More than 88 per cent of men eligible to be screened for an Abdominal Aortic Aneurysm (AAA) in

Shropshire and Telford & Wrekin were scanned – the highest uptake in the country.

That’s all down to the efforts of the AAA screening team run by The Shrewsbury and Telford Hospital

NSH Trust (SaTH).

They screened more than 2,500 men over the age of 65 for the aneurysm, which

could be life threatening if not detected early enough.

An Abdominal Aortic Aneurysm (AAA) is a swelling in the aorta – the main blood vessel that runs from

the heart down through the chest.

It can get bigger over time and could burst, causing life-threatening bleeding.

Men aged over 65 are at the most risk of AAAs, which is why they are invited to be screened.

The AAA screening team, based at The Royal Shrewsbury Hospital (RSH), scanned 2,589 men in

2017-2018, which is 88.4 per cent of those initial men eligible to be scanned - the highest nationally according to the NHS AAA Screening Programme (NAAASP) National Standards Report from Public Health England.

In Shropshire and Telford & Wrekin, screening is delivered by SaTH’s technicians in community

settings such as GP practices, clinics and at both the RSH and Princess Royal Hospital (PRH) in

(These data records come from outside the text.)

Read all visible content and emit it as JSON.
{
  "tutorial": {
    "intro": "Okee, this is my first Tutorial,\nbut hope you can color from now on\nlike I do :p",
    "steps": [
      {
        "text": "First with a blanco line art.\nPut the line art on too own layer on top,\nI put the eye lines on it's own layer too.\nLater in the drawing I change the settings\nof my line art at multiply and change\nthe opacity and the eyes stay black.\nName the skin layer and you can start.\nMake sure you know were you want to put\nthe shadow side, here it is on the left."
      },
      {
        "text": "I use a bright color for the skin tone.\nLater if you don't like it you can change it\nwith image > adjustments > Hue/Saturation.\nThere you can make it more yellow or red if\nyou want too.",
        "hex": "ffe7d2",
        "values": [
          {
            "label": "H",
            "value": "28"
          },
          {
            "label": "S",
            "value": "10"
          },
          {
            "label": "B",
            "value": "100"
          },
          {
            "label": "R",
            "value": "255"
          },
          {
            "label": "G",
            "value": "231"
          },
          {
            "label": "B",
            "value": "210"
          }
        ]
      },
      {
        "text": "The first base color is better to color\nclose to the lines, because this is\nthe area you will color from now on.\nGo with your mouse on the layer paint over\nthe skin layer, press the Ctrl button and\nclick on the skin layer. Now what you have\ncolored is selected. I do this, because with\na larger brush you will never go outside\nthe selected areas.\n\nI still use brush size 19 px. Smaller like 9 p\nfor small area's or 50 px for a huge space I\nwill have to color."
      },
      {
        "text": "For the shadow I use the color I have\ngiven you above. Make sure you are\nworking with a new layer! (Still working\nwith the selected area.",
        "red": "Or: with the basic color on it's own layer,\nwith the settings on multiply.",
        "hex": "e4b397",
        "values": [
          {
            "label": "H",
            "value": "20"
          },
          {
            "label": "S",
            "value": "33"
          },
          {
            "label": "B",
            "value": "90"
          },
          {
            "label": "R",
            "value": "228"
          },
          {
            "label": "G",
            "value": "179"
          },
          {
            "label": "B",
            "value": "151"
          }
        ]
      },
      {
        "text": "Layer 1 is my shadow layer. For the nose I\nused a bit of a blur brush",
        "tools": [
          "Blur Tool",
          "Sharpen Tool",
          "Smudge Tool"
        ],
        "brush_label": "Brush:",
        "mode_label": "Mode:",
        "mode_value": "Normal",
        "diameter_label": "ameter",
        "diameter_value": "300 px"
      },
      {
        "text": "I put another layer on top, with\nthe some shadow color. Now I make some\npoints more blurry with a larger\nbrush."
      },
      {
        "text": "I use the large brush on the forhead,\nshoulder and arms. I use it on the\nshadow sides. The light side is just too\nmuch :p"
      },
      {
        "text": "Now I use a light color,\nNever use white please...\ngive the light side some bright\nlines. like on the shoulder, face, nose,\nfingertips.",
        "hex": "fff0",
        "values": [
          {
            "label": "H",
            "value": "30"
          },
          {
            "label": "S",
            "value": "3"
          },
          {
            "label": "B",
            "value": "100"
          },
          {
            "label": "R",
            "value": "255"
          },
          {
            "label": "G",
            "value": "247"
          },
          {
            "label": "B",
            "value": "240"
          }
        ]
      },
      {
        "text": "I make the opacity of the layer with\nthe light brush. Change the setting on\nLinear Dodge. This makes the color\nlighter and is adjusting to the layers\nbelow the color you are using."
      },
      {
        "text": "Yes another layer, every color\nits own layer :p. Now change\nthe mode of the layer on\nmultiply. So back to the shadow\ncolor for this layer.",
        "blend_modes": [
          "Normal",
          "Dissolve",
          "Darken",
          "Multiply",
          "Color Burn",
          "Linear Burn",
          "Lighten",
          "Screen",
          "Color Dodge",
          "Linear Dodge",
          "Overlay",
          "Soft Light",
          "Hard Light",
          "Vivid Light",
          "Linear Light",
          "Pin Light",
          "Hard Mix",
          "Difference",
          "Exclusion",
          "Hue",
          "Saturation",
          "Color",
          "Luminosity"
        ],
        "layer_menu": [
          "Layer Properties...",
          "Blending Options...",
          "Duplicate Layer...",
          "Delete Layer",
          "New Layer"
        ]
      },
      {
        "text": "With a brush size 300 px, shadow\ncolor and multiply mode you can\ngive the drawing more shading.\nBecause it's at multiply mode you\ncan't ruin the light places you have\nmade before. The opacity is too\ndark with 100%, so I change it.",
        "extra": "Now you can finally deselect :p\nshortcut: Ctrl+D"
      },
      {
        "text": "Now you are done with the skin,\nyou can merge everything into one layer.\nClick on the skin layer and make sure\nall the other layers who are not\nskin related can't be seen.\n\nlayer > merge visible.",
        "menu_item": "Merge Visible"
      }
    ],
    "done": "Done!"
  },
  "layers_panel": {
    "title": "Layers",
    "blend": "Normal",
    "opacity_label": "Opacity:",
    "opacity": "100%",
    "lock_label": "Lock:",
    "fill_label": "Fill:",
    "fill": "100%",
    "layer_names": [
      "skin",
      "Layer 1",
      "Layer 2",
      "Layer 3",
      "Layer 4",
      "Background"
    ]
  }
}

A simple ultrasound test is performed to detect AAA, which is quick, painless and non-invasive - and

the results are provided straight away. It is part of a dedicated NHS programme to reduce the number

of premature aneurysm-related deaths through early detection, monitoring and treatment.

Jessica Smith, AAA Programme co-ordinator at SaTH, said: “This is a fantastic achievement by the

whole team who have worked incredibly hard to ensure that anyone eligible to have the scan was able

to have it.

“They have telephoned patients to remind them about their appointments and the importance of

attending, and they have even managed to get GP surgeries on board to send text reminders.

"The team is absolutely committed to ensuring that those who are eligible to have the test know about it and

come along to be scanned as it could save their life.”